It has been ten years since the Legal Services Act gained Royal Assent, ushering in the most liberal services market in the world by some margin. Given that span of time, and the five years since the most radical elements of the act came into force with the regime for alternative business structures (ABS), it is natural to ask if it has lived up to billing.
There clearly was an impact of sorts, supporting an environment where new business models and fresh thinking were encouraged. That renewed the legal ambitions of the accountants, encouraged the pioneering UK launch of Slater and Gordon, and made Co-op as close as we have got to Tesco law. After a slow initial start there are now over 700 licensed ABSs in England and Wales, representing a significant chunk of the market. Also significant is the messy regulatory fallout and ongoing turf war that it triggered, which has continued with varying degrees of intensity ever since.

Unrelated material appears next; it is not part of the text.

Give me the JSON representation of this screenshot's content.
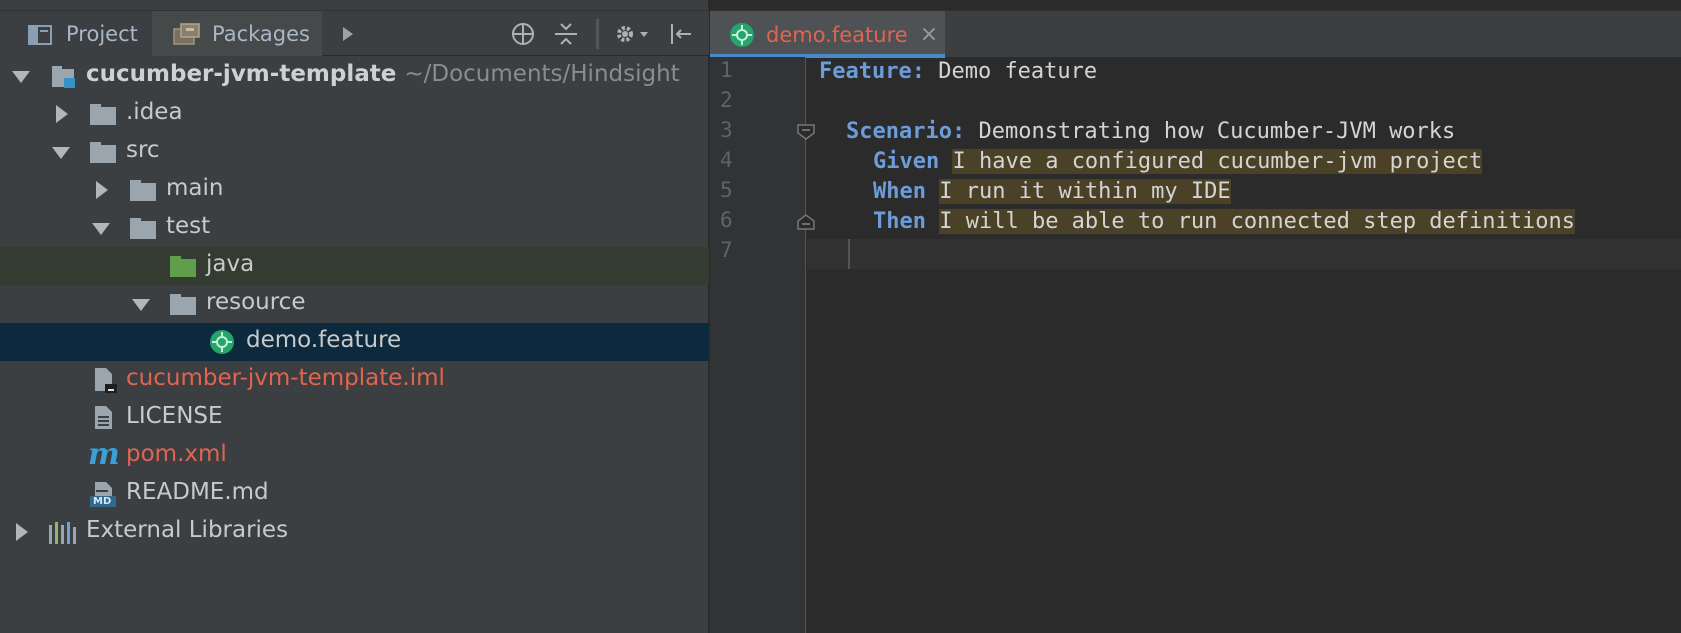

And yet it is impossible to escape the conclusion that the 2007 act has so far had surprisingly limited impact on the dynamics of the industry. Many of the current experiments seen in the profession are variations on themes evident in the 1990s and early 2000s. Tech-driven volume arms, automation and locum lawyering had been achieved without statute.
As yet we have only three UK law firms with a domestic stock market listing – Gateley in 2015 and Gordon Dadds and Keystone Law 2017 respectively – while several of New Law’s most touted pioneers, among them Slater and Gordon, Co-op and Parabis, suffered high-profile reversals. Even the much-touted accountants have yet to get anywhere near justifying the claims made for them. Irwin Mitchell is yet to float or tap private equity and Gateley, ranking 48th in the Legal Business 100 is still the largest UK practice to seek outside capital.
These days it is mandatory for law firms to market relentlessly on innovation, even as such material is stretched ever-more thinly. New Law providers have had less impact than expected because they have been better at delivering new models than cutting the price of services.
But the biggest criticism of the Legal Services Act saga is that it has done adjacent to nothing for the ill-served retail consumers whom it was supposed to aid. As the Competition and Markets Authority concluded last December after a year-long review, occasional users of legal services struggle to find a decent product at a reasonable price.
The irresistible pressure for change in the legal industry forever strikes the immovable object of professional conservatism and market realities of non-discretionary, distressed purchasing, which is what law is.
Perhaps a targeted attempt to create price transparency in retail services would have an impact but we would also need major consumer brands to enter the legal market to genuinely move the dial. Ten years on the Legal Services Act is long on laudable aims, still short on results.